A majority of Will Toldeo’s albums as Car Seat Headrest have been born from some kind of resentment. On Twin Fantasy, he resented a relationship turned sour, and on How to Leave Town and Teens of Denial that resentment turned to his surroundings (on Baby My Back is Killing Me you needn’t look past the title). So on Toledo & Co.’s new album Making a Door Less Open, it makes sense that the dissatisfaction has turned towards what they’ve been dealing with the past few years: fame. However, instead of the house-burning stylistic change that was teased by lead single “Can’t Cool Me Down”, MALDO is a relatively safe album by a band that’s shed their skin but unsure about where to go.

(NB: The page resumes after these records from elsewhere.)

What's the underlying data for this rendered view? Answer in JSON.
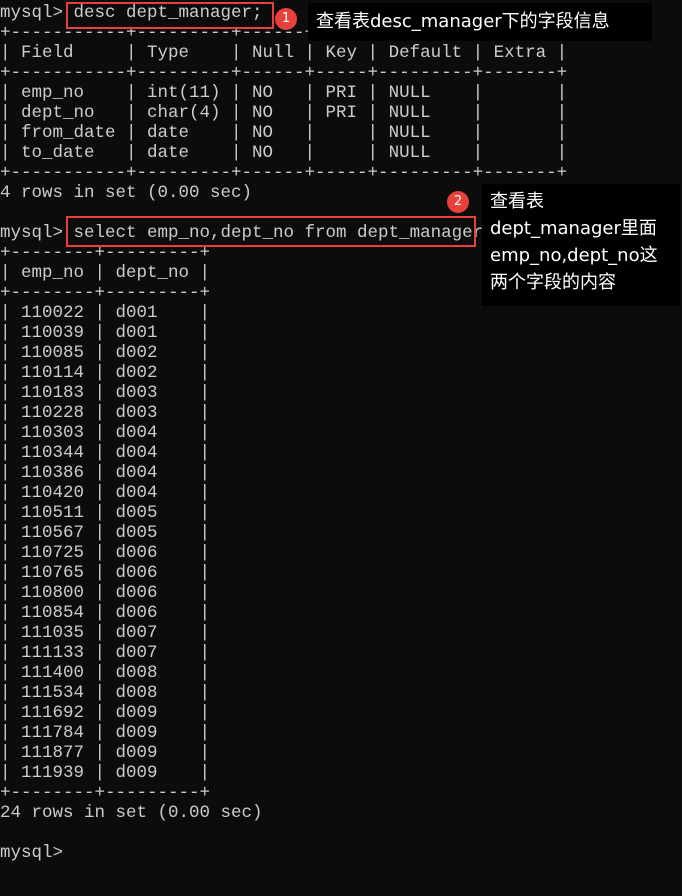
{
  "terminal": {
    "lines": [
      "mysql> desc dept_manager;",
      "+-----------+---------+------+-----+---------+-------+",
      "| Field     | Type    | Null | Key | Default | Extra |",
      "+-----------+---------+------+-----+---------+-------+",
      "| emp_no    | int(11) | NO   | PRI | NULL    |       |",
      "| dept_no   | char(4) | NO   | PRI | NULL    |       |",
      "| from_date | date    | NO   |     | NULL    |       |",
      "| to_date   | date    | NO   |     | NULL    |       |",
      "+-----------+---------+------+-----+---------+-------+",
      "4 rows in set (0.00 sec)",
      "",
      "mysql> select emp_no,dept_no from dept_manager;",
      "+--------+---------+",
      "| emp_no | dept_no |",
      "+--------+---------+",
      "| 110022 | d001    |",
      "| 110039 | d001    |",
      "| 110085 | d002    |",
      "| 110114 | d002    |",
      "| 110183 | d003    |",
      "| 110228 | d003    |",
      "| 110303 | d004    |",
      "| 110344 | d004    |",
      "| 110386 | d004    |",
      "| 110420 | d004    |",
      "| 110511 | d005    |",
      "| 110567 | d005    |",
      "| 110725 | d006    |",
      "| 110765 | d006    |",
      "| 110800 | d006    |",
      "| 110854 | d006    |",
      "| 111035 | d007    |",
      "| 111133 | d007    |",
      "| 111400 | d008    |",
      "| 111534 | d008    |",
      "| 111692 | d009    |",
      "| 111784 | d009    |",
      "| 111877 | d009    |",
      "| 111939 | d009    |",
      "+--------+---------+",
      "24 rows in set (0.00 sec)",
      "",
      "mysql>"
    ]
  },
  "annotations": {
    "badge_1": "1",
    "note_1": "查看表desc_manager下的字段信息",
    "badge_2": "2",
    "note_2": "查看表dept_manager里面emp_no,dept_no这两个字段的内容"
  },
  "colors": {
    "background": "#0c0c0c",
    "text": "#cccccc",
    "highlight": "#e8403a"
  }
}
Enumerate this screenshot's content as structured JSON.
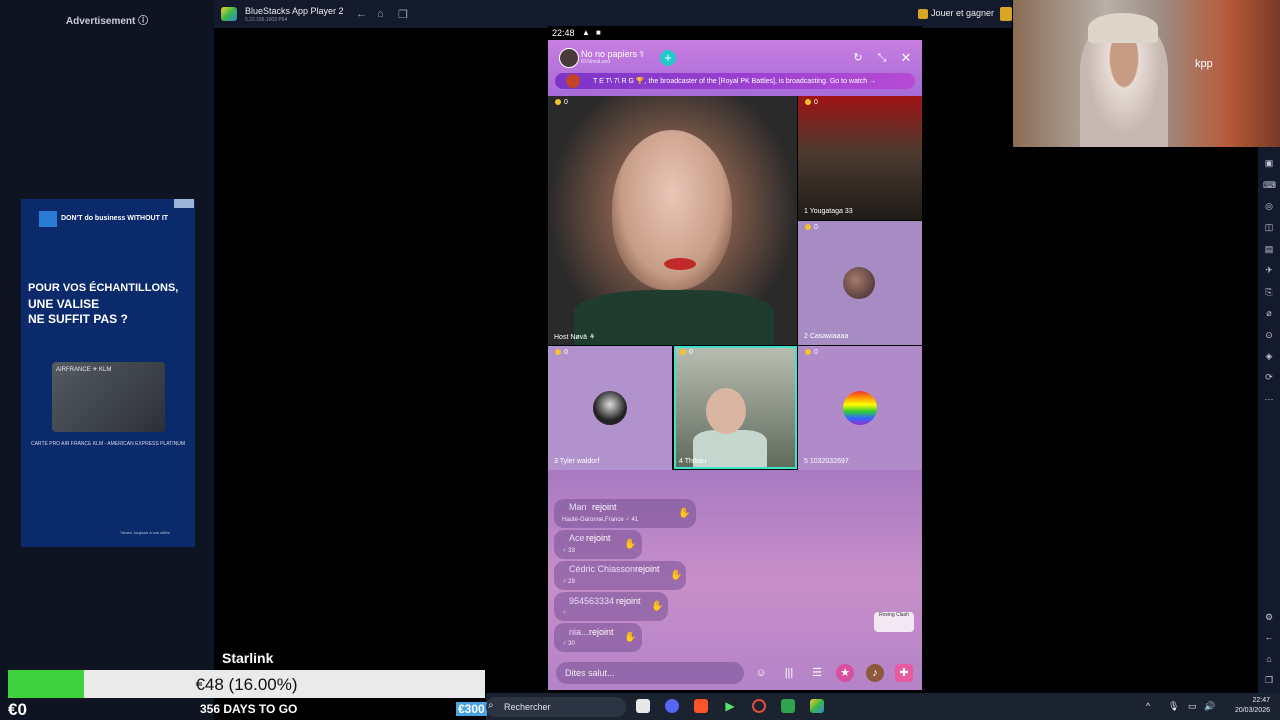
{
  "ad": {
    "label": "Advertisement ⓘ",
    "brand": "DON'T do business WITHOUT IT",
    "headline1": "POUR VOS ÉCHANTILLONS,",
    "headline2": "UNE VALISE",
    "headline3": "NE SUFFIT PAS ?",
    "card_brand": "AIRFRANCE ✈ KLM",
    "caption": "CARTE PRO AIR FRANCE KLM - AMERICAN EXPRESS PLATINUM",
    "footnote": "*Amex, toujours à vos côtés"
  },
  "bluestacks": {
    "title": "BlueStacks App Player 2",
    "version": "5.22.156.1003 P64",
    "play_label": "Jouer et gagner"
  },
  "phone": {
    "clock": "22:48",
    "room_name": "No no papiers ⚕",
    "room_id": "ID:NovaLand",
    "banner": "T E T\\ 7\\ R G 🏆, the broadcaster of the [Royal PK Battles], is broadcasting. Go to watch →",
    "tiles": [
      {
        "coins": "0",
        "name": "Host  Nøvä ⚘"
      },
      {
        "coins": "0",
        "name": "1  Yougataga 33"
      },
      {
        "coins": "0",
        "name": "2  Casawiaaaa"
      },
      {
        "coins": "0",
        "name": "3  Tyler waldorf"
      },
      {
        "coins": "0",
        "name": "4  Thibau"
      },
      {
        "coins": "0",
        "name": "5  1032032697"
      }
    ],
    "chat": [
      {
        "name": "Man",
        "action": "rejoint",
        "sub": "Haute-Garonne,France  ♂ 41"
      },
      {
        "name": "Ace",
        "action": "rejoint",
        "sub": "♂ 33"
      },
      {
        "name": "Cédric Chiasson",
        "action": "rejoint",
        "sub": "♂ 29"
      },
      {
        "name": "954563334",
        "action": "rejoint",
        "sub": "♂"
      },
      {
        "name": "nia...",
        "action": "rejoint",
        "sub": "♂ 30"
      }
    ],
    "input_placeholder": "Dites salut...",
    "roving": "Roving Clash"
  },
  "webcam": {
    "shirt_text": "kpp"
  },
  "overlay": {
    "starlink": "Starlink",
    "progress_text": "€48 (16.00%)",
    "progress_fraction": 0.16,
    "euro_zero": "€0",
    "days_to_go": "356 DAYS TO GO",
    "euro_target": "€300"
  },
  "taskbar": {
    "search": "Rechercher",
    "time": "22:47",
    "date": "20/03/2026"
  },
  "colors": {
    "accent_teal": "#42e0c8",
    "progress_green": "#3fd23f",
    "bs_bar": "#131a2b"
  }
}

In understanding MALDO, it’s important to know that the album was recorded across two different sessions: once as a conventional indie-rock album and once as an EDM remix fueled by the band’s side project One Trait Danger. The result is an album grafted together by those two sessions, and this is more or less where the album fails. MALDO refuses to commit its identity to anything and half the tracklist sounds unfinished. Both iterations of “Deadlines” fall flat, while “Martin” and “Hymn- Remix” begin promising but lack the anthemic endings so many of the best Car Seat Headrest songs have. “Hollywood” and “What’s With You Lately” are some of the worst songs in the band’s discography. Car Seat Headrest has always thrived under Toldedo’s singular vision with the band filling in the blanks around him, and those two aforementioned songs feel like lazy attempts at making the band a more democratic venture if only to buff up the tracklist. MALDO does have its shining moments, however. The album opener “Weightlifters” is the type of song the band became famous for in the first place. It’s a masterclass in prolonged tension across a song and ends with a blazing finish that could imitated by no other band. But the

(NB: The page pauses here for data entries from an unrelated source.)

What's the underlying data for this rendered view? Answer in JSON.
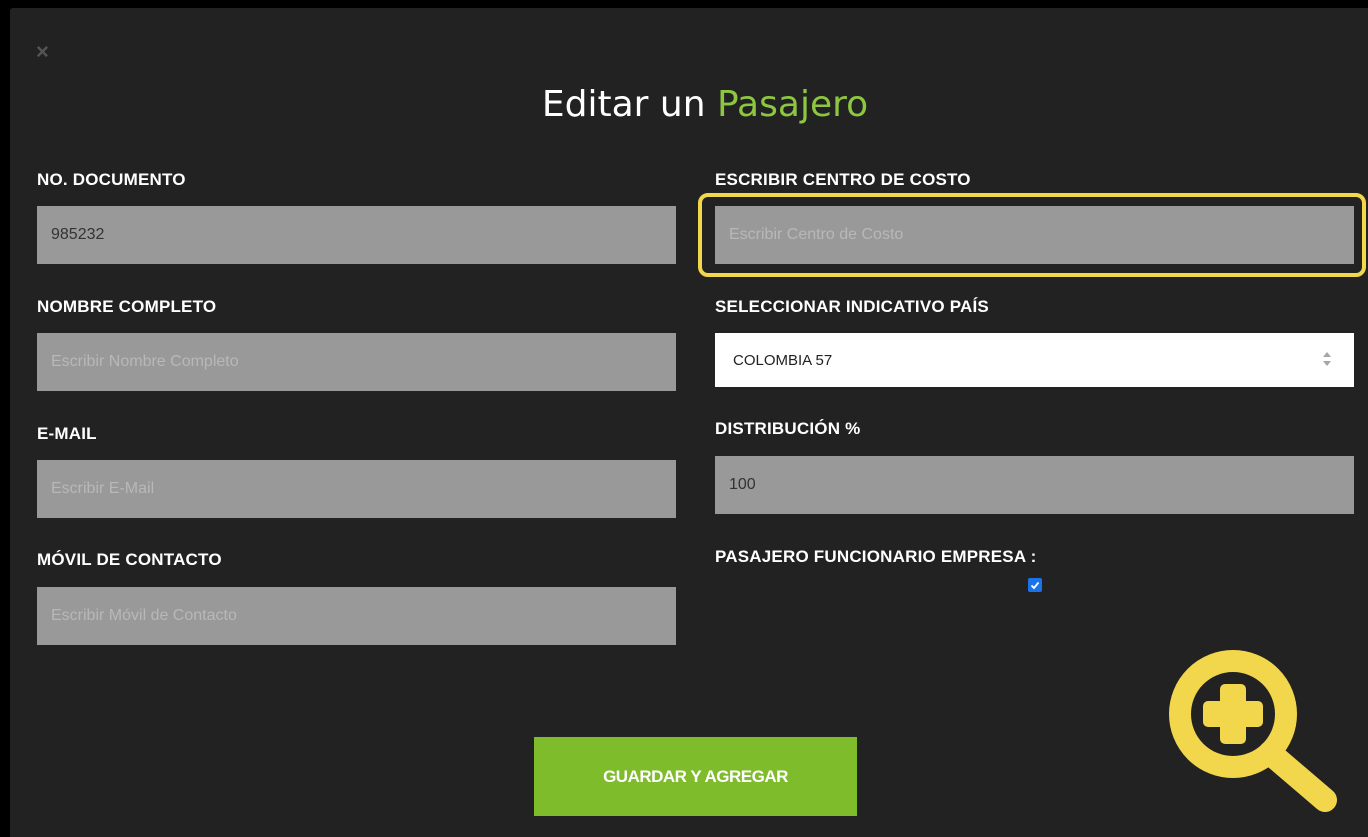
{
  "modal": {
    "close_symbol": "×",
    "title_prefix": "Editar un",
    "title_accent": "Pasajero"
  },
  "fields": {
    "documento": {
      "label": "NO. DOCUMENTO",
      "value": "985232",
      "placeholder": ""
    },
    "nombre": {
      "label": "NOMBRE COMPLETO",
      "value": "",
      "placeholder": "Escribir Nombre Completo"
    },
    "email": {
      "label": "E-MAIL",
      "value": "",
      "placeholder": "Escribir E-Mail"
    },
    "movil": {
      "label": "MÓVIL DE CONTACTO",
      "value": "",
      "placeholder": "Escribir Móvil de Contacto"
    },
    "centro_costo": {
      "label": "ESCRIBIR CENTRO DE COSTO",
      "value": "",
      "placeholder": "Escribir Centro de Costo"
    },
    "indicativo": {
      "label": "SELECCIONAR INDICATIVO PAÍS",
      "selected": "COLOMBIA 57"
    },
    "distribucion": {
      "label": "DISTRIBUCIÓN %",
      "value": "100",
      "placeholder": ""
    },
    "funcionario": {
      "label": "PASAJERO FUNCIONARIO EMPRESA :",
      "checked": true
    }
  },
  "actions": {
    "save_label": "GUARDAR Y AGREGAR"
  },
  "colors": {
    "accent": "#8dc63f",
    "button": "#7fbc2c",
    "highlight": "#f2d64b",
    "background": "#222222",
    "input": "#999999"
  },
  "overlay": {
    "icon": "zoom-in-icon"
  }
}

greatest song on MALDO has to be “There Must Be More Than Blood”. The synths lock into a motorik groove with the drums and the song just hangs there for seven minutes, it’s euphoric.
Making a Door Less Open generally is the first misfire from one of the most exciting bands in indie-rock today but hints the promise of change. If Will Toledo and his band have lost their faith in guitar-based music, good on them. But in order to pull off the promise of electronic music that they claimed “will compete with the other groups at festivals like Coachella”, they’re gonna need a hell of a lot more focus.